While most comments will be posted if they are on-topic and not abusive, moderating decisions are subjective. We will make them as carefully and consistently as we can. Because of the volume of reader comments, we cannot review individual moderation decisions with readers.

We value thoughtful comments representing a range of views that make their point quickly and politely. We make an effort to protect discussions from repeated comments either by the same reader or different readers

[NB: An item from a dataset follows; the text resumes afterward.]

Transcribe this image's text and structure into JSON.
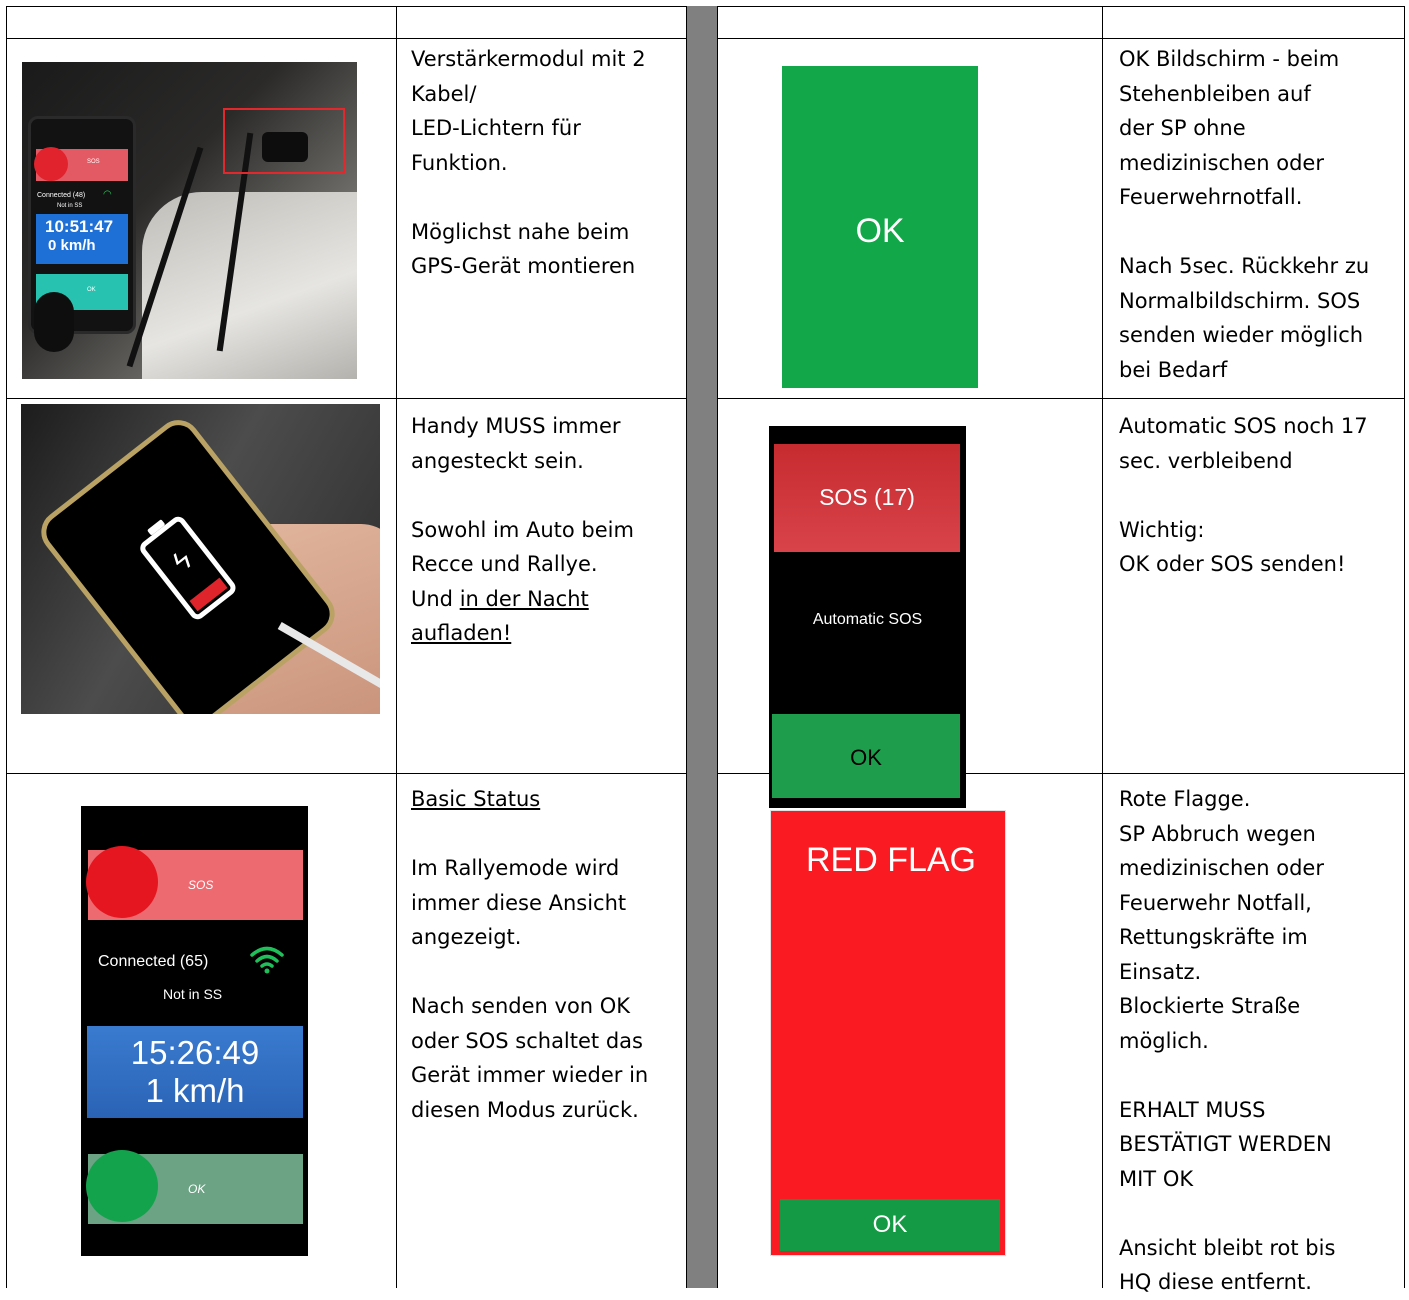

We follow the same standards for taste as the daily newspaper. A few things we won't tolerate: personal attacks, obscenity, vulgarity, profanity (including expletives and letters followed by dashes), commercial promotion, impersonations, incoherence, proselytizing and SHOUTING. Don't include URLs to Web sites.

We do not edit comments. They are either approved or deleted. We reserve the right to edit a comment that is quoted or excerpted in an article. In this case, we may fix spelling and punctuation.

We welcome strong opinions and criticism of our work, but we don't want comments to become bogged down with discussions of our policies and we will moderate accordingly.

We appreciate it when readers and people quoted in articles or blog posts point out errors of fact or emphasis and will investigate all assertions. But these suggestions should be sent via e-mail. To avoid distracting other readers, we won't publish comments that suggest a correction. Instead, corrections will be made in a blog post or in an article.